* **ABOUT THIS TASK**: In the data that follows, each entry is to be restated exactly.

DATA FOR PROCESSING START

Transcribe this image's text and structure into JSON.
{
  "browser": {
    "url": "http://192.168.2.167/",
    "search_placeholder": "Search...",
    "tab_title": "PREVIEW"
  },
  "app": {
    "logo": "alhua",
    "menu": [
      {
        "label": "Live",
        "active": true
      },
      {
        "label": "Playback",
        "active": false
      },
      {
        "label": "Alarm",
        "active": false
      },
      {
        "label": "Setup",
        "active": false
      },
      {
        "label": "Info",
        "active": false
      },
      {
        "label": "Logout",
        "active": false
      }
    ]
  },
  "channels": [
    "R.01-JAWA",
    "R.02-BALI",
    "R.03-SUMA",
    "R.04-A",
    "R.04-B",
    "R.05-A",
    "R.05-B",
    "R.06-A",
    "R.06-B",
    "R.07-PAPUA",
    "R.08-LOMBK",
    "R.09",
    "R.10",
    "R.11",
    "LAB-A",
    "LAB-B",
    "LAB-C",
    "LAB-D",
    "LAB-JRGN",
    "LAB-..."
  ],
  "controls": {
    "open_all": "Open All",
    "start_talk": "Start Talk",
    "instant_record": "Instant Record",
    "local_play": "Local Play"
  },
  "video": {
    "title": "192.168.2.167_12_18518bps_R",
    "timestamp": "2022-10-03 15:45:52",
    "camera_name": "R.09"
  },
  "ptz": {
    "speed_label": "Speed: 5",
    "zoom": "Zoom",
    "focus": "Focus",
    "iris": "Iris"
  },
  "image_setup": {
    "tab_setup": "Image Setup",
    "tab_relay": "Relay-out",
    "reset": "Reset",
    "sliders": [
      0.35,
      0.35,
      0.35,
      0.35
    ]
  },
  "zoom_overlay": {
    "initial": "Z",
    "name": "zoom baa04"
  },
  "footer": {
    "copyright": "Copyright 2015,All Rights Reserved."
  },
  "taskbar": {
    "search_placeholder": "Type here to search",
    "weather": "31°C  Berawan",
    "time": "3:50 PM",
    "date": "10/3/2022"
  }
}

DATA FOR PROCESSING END

* **RESULT FOR THIS EXERCISE**:
Transcribe this image's text and structure into JSON.
{
  "browser": {
    "url": "http://192.168.2.167/",
    "search_placeholder": "Search...",
    "tab_title": "PREVIEW"
  },
  "app": {
    "logo": "alhua",
    "menu": [
      {
        "label": "Live",
        "active": true
      },
      {
        "label": "Playback",
        "active": false
      },
      {
        "label": "Alarm",
        "active": false
      },
      {
        "label": "Setup",
        "active": false
      },
      {
        "label": "Info",
        "active": false
      },
      {
        "label": "Logout",
        "active": false
      }
    ]
  },
  "channels": [
    "R.01-JAWA",
    "R.02-BALI",
    "R.03-SUMA",
    "R.04-A",
    "R.04-B",
    "R.05-A",
    "R.05-B",
    "R.06-A",
    "R.06-B",
    "R.07-PAPUA",
    "R.08-LOMBK",
    "R.09",
    "R.10",
    "R.11",
    "LAB-A",
    "LAB-B",
    "LAB-C",
    "LAB-D",
    "LAB-JRGN",
    "LAB-..."
  ],
  "controls": {
    "open_all": "Open All",
    "start_talk": "Start Talk",
    "instant_record": "Instant Record",
    "local_play": "Local Play"
  },
  "video": {
    "title": "192.168.2.167_12_18518bps_R",
    "timestamp": "2022-10-03 15:45:52",
    "camera_name": "R.09"
  },
  "ptz": {
    "speed_label": "Speed: 5",
    "zoom": "Zoom",
    "focus": "Focus",
    "iris": "Iris"
  },
  "image_setup": {
    "tab_setup": "Image Setup",
    "tab_relay": "Relay-out",
    "reset": "Reset",
    "sliders": [
      0.35,
      0.35,
      0.35,
      0.35
    ]
  },
  "zoom_overlay": {
    "initial": "Z",
    "name": "zoom baa04"
  },
  "footer": {
    "copyright": "Copyright 2015,All Rights Reserved."
  },
  "taskbar": {
    "search_placeholder": "Type here to search",
    "weather": "31°C  Berawan",
    "time": "3:50 PM",
    "date": "10/3/2022"
  }
}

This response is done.